BC558 has a gain value of 110 to 800; this value determines the amplification capacity of the transistor. The peak current that could flow through the Collector pin is 200mA, this combined with the high gain value makes it an ideal choice for audio amplification applications.
When this transistor is fully biased then it can allow continues current of 100mA to flow across the collector and emitter. This stage is called Saturation Region and the typical voltage allowed across the Collector-Emitter (VCE) or Base-Emitter (VBE) could be 200 and 900 mV respectively. When base current is removed the transistor becomes fully off, this stage is called as the Cut-off Region and the Base Emitter voltage could be around 660 mV.
When a transistor is used as a switch it is operated in the Saturation and Cut-Off Region as explained above. As discussed a transistor will act as an Open switch during Forward Bias and as a closed switch during Reverse Bias, this biasing can be achieved by supplying the required amount of current to the base pin. A resistor is always added in series with base pin to limit the base current. The value of this resistor (RB) can be calculated using below formulae.
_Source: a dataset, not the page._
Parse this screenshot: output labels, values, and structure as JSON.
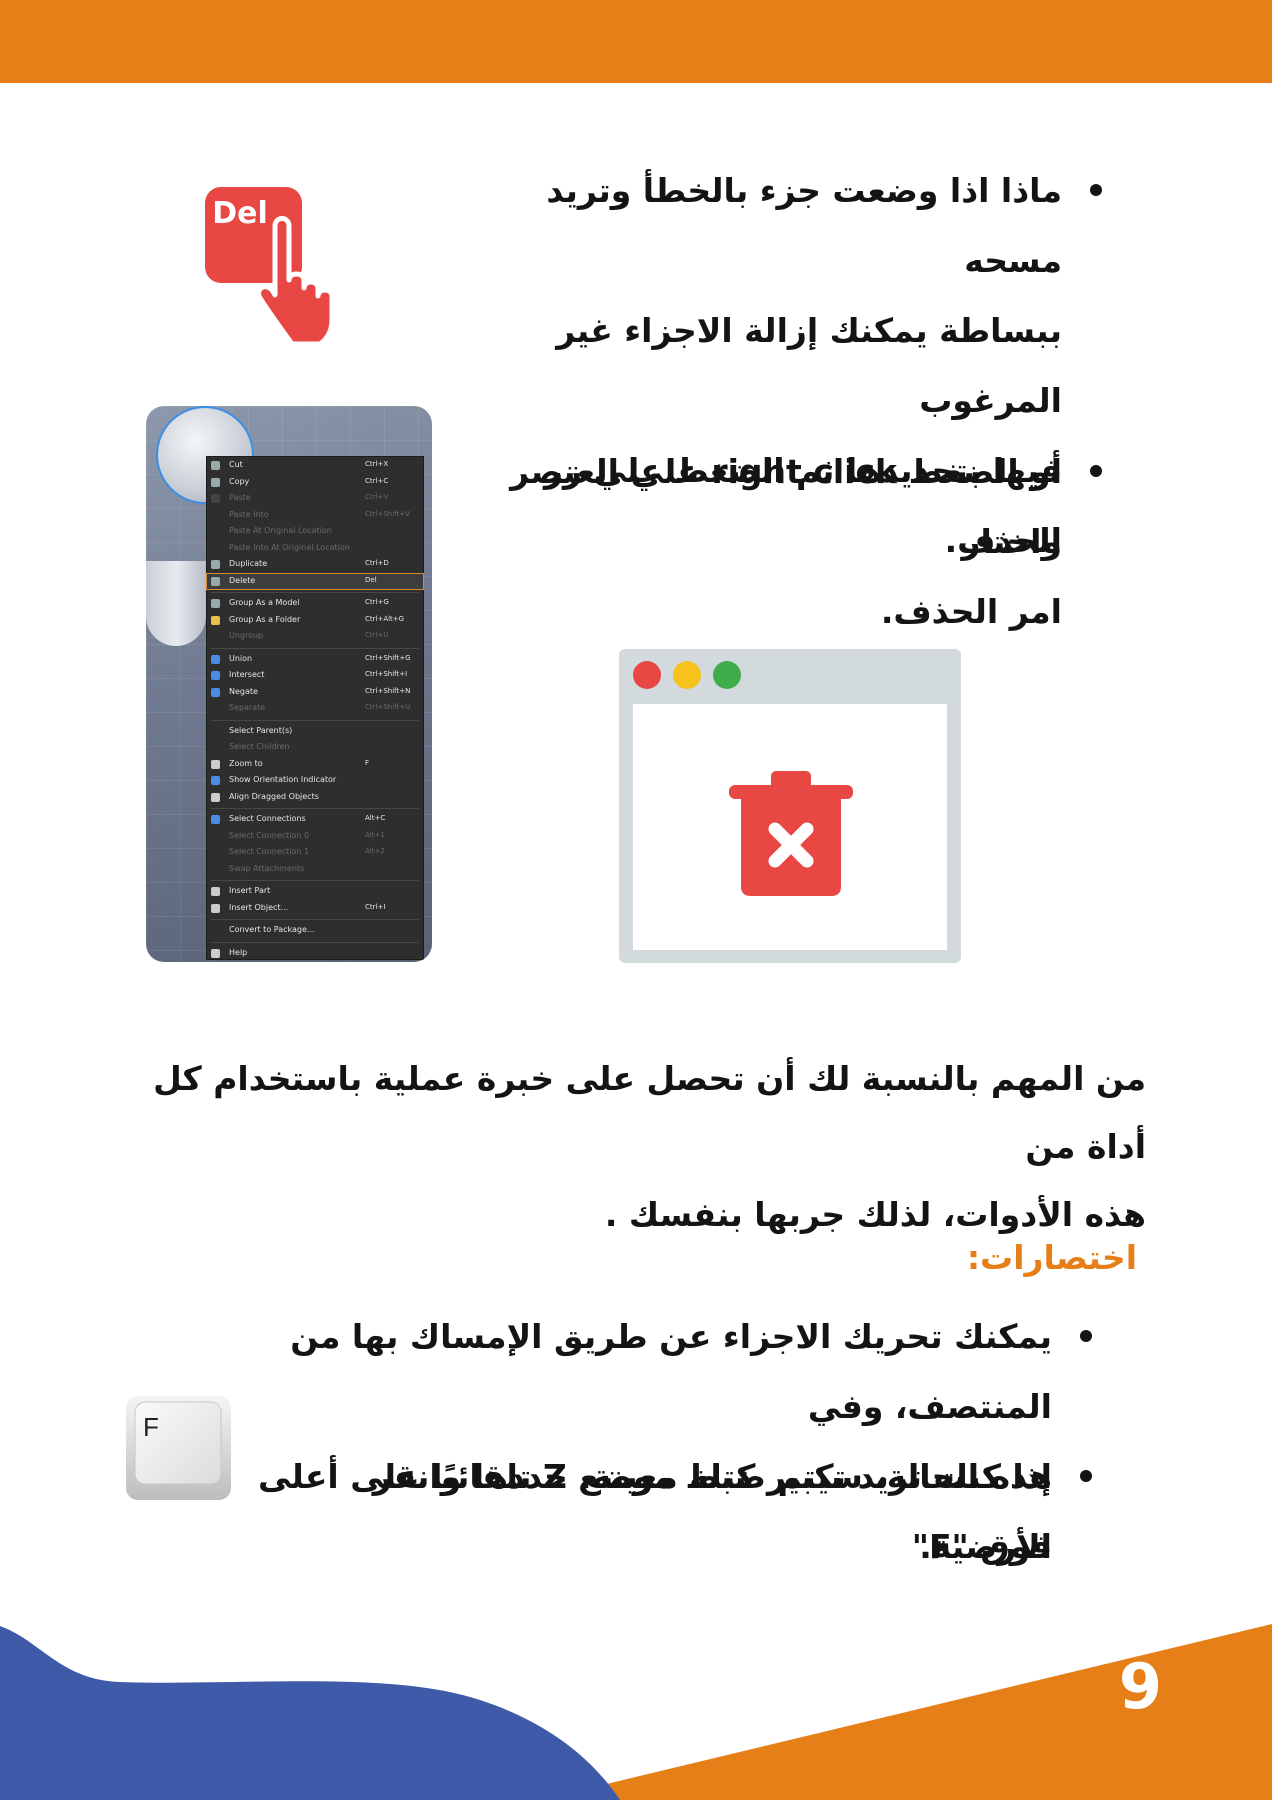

RB = VBE / IB
Where, the value of VBE should be 5V for BC558 and the Base current (IB) depends on the Collector current (IC).
Also note that a PNP transistor is always used for high side switching, meaning the collector is connected to power and emitter to load that is to be switched.
A Transistors acts as an Amplifier when operating in Active Region. It can amplify power, voltage and current at different configurations.
Some of the configurations used in amplifier circuits are
Of the above types common emitter type (which amplifies voltage) is the popular and mostly used configuration. The BC558 because of this large gain value is normally used to as a audio amplifier. Where an input signal of low voltage is amplified (switched) to high voltages t0 drive loads like speakers. In the below GIF you can notice the transistor being switched for a low voltage (1v) audio signal
When uses as an Amplifier the DC current gain of the Transistor can be calculated by using the below formulae
DC Current Gain = Collector Current (IC) / Base Current (IB)
If you are designing a PCB or Perf board with this component then the following picture from the Datasheet will be useful to know its package type and dimensions.
No posts found